• RECORD EXCERPTS:
▼
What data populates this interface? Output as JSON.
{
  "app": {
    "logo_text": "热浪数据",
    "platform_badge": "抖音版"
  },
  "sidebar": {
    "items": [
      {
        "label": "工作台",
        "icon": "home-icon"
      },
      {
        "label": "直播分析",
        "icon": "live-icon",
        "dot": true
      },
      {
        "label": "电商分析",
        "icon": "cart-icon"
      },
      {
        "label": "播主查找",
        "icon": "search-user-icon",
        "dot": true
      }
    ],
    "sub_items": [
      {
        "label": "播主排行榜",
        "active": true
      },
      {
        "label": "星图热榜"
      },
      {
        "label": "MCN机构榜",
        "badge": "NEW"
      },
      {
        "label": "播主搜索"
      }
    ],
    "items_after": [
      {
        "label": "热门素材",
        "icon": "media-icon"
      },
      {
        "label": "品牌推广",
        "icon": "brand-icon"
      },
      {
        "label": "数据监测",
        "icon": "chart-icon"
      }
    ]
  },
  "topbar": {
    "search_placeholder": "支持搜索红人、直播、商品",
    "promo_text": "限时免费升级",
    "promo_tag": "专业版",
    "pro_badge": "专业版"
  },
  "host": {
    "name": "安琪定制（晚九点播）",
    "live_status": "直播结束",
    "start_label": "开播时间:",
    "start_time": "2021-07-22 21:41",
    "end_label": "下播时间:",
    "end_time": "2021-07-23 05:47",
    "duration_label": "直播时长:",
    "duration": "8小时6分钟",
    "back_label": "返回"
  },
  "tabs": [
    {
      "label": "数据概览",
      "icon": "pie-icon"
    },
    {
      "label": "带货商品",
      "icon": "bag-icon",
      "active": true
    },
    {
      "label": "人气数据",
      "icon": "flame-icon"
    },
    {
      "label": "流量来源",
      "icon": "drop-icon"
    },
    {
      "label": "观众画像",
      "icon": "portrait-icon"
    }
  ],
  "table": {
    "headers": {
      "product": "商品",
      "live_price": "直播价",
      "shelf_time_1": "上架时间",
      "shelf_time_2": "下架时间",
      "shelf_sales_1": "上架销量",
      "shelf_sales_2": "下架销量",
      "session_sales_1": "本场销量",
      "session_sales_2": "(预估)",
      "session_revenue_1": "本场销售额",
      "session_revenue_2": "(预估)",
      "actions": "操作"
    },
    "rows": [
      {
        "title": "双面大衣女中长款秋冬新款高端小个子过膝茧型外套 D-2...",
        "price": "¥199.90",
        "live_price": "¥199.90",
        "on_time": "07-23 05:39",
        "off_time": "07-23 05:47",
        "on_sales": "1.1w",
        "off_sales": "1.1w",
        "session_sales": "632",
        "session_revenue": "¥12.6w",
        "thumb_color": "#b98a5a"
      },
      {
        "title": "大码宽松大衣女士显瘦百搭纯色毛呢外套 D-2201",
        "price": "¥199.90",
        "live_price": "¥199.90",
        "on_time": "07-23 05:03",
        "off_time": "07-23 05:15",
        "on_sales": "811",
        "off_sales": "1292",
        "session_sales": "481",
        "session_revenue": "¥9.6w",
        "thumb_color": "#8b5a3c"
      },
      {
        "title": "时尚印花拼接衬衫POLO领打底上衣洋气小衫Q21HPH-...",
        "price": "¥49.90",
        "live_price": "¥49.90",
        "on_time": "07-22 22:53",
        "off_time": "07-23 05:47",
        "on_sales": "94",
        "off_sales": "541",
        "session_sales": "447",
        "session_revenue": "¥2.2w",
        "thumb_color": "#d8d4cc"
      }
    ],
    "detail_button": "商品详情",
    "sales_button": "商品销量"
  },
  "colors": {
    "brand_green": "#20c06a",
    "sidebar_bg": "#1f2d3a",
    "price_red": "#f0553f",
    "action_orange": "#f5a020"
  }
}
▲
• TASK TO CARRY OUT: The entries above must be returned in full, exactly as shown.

• RESPONSE AREA:
What data populates this interface? Output as JSON.
{
  "app": {
    "logo_text": "热浪数据",
    "platform_badge": "抖音版"
  },
  "sidebar": {
    "items": [
      {
        "label": "工作台",
        "icon": "home-icon"
      },
      {
        "label": "直播分析",
        "icon": "live-icon",
        "dot": true
      },
      {
        "label": "电商分析",
        "icon": "cart-icon"
      },
      {
        "label": "播主查找",
        "icon": "search-user-icon",
        "dot": true
      }
    ],
    "sub_items": [
      {
        "label": "播主排行榜",
        "active": true
      },
      {
        "label": "星图热榜"
      },
      {
        "label": "MCN机构榜",
        "badge": "NEW"
      },
      {
        "label": "播主搜索"
      }
    ],
    "items_after": [
      {
        "label": "热门素材",
        "icon": "media-icon"
      },
      {
        "label": "品牌推广",
        "icon": "brand-icon"
      },
      {
        "label": "数据监测",
        "icon": "chart-icon"
      }
    ]
  },
  "topbar": {
    "search_placeholder": "支持搜索红人、直播、商品",
    "promo_text": "限时免费升级",
    "promo_tag": "专业版",
    "pro_badge": "专业版"
  },
  "host": {
    "name": "安琪定制（晚九点播）",
    "live_status": "直播结束",
    "start_label": "开播时间:",
    "start_time": "2021-07-22 21:41",
    "end_label": "下播时间:",
    "end_time": "2021-07-23 05:47",
    "duration_label": "直播时长:",
    "duration": "8小时6分钟",
    "back_label": "返回"
  },
  "tabs": [
    {
      "label": "数据概览",
      "icon": "pie-icon"
    },
    {
      "label": "带货商品",
      "icon": "bag-icon",
      "active": true
    },
    {
      "label": "人气数据",
      "icon": "flame-icon"
    },
    {
      "label": "流量来源",
      "icon": "drop-icon"
    },
    {
      "label": "观众画像",
      "icon": "portrait-icon"
    }
  ],
  "table": {
    "headers": {
      "product": "商品",
      "live_price": "直播价",
      "shelf_time_1": "上架时间",
      "shelf_time_2": "下架时间",
      "shelf_sales_1": "上架销量",
      "shelf_sales_2": "下架销量",
      "session_sales_1": "本场销量",
      "session_sales_2": "(预估)",
      "session_revenue_1": "本场销售额",
      "session_revenue_2": "(预估)",
      "actions": "操作"
    },
    "rows": [
      {
        "title": "双面大衣女中长款秋冬新款高端小个子过膝茧型外套 D-2...",
        "price": "¥199.90",
        "live_price": "¥199.90",
        "on_time": "07-23 05:39",
        "off_time": "07-23 05:47",
        "on_sales": "1.1w",
        "off_sales": "1.1w",
        "session_sales": "632",
        "session_revenue": "¥12.6w",
        "thumb_color": "#b98a5a"
      },
      {
        "title": "大码宽松大衣女士显瘦百搭纯色毛呢外套 D-2201",
        "price": "¥199.90",
        "live_price": "¥199.90",
        "on_time": "07-23 05:03",
        "off_time": "07-23 05:15",
        "on_sales": "811",
        "off_sales": "1292",
        "session_sales": "481",
        "session_revenue": "¥9.6w",
        "thumb_color": "#8b5a3c"
      },
      {
        "title": "时尚印花拼接衬衫POLO领打底上衣洋气小衫Q21HPH-...",
        "price": "¥49.90",
        "live_price": "¥49.90",
        "on_time": "07-22 22:53",
        "off_time": "07-23 05:47",
        "on_sales": "94",
        "off_sales": "541",
        "session_sales": "447",
        "session_revenue": "¥2.2w",
        "thumb_color": "#d8d4cc"
      }
    ],
    "detail_button": "商品详情",
    "sales_button": "商品销量"
  },
  "colors": {
    "brand_green": "#20c06a",
    "sidebar_bg": "#1f2d3a",
    "price_red": "#f0553f",
    "action_orange": "#f5a020"
  }
}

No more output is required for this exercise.